### Records provided
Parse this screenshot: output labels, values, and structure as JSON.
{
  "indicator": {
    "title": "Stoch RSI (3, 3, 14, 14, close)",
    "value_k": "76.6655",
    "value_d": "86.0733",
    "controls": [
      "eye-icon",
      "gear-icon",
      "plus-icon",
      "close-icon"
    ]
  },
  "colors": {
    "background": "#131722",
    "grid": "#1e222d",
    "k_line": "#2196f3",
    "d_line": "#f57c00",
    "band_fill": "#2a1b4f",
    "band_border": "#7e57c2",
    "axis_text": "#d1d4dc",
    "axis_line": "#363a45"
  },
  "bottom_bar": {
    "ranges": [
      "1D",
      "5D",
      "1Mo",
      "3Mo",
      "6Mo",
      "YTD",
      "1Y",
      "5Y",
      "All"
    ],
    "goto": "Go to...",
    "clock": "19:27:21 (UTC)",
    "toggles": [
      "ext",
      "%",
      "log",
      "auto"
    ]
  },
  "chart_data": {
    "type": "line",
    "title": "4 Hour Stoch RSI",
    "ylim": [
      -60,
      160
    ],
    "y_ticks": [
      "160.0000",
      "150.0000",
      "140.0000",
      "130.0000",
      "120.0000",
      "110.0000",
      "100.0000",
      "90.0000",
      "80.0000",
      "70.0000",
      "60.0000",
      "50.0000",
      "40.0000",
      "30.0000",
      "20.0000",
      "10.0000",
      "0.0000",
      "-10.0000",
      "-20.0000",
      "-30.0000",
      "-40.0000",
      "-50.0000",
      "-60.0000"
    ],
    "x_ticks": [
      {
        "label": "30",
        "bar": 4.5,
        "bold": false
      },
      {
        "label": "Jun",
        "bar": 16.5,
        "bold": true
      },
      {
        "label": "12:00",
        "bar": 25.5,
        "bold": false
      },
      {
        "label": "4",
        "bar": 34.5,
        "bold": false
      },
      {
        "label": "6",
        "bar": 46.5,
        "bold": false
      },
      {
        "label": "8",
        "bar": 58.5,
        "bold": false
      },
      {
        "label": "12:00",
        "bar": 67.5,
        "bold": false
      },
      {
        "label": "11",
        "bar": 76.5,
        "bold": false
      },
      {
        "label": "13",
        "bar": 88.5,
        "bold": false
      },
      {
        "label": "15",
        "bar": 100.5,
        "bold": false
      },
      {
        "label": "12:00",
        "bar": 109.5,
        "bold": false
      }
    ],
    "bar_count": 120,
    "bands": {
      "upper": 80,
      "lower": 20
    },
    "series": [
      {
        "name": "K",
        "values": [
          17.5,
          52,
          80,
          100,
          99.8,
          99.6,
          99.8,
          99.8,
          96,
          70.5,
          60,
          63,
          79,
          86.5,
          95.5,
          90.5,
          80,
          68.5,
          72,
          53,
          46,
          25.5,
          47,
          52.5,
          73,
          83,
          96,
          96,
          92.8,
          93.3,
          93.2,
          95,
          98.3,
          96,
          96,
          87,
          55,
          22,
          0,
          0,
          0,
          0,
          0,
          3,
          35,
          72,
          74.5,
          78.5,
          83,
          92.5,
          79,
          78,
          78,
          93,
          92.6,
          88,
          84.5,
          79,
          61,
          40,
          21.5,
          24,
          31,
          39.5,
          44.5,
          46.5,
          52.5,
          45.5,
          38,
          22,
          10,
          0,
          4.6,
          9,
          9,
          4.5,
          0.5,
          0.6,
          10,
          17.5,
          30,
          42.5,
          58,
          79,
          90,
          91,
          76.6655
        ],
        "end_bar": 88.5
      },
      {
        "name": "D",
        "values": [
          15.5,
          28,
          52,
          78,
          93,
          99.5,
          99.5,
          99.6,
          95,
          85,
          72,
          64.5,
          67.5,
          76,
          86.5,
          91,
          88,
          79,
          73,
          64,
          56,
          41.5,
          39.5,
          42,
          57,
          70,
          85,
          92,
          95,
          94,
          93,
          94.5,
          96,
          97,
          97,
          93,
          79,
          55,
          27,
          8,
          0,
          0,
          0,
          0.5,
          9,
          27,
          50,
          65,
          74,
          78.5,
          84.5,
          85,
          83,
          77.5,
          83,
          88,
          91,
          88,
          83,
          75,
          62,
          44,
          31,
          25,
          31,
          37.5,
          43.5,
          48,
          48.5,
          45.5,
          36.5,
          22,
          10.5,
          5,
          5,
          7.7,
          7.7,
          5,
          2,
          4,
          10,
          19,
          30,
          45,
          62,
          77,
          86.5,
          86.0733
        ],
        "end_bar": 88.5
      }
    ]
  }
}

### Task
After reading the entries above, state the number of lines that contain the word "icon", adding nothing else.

### Reply to the task
4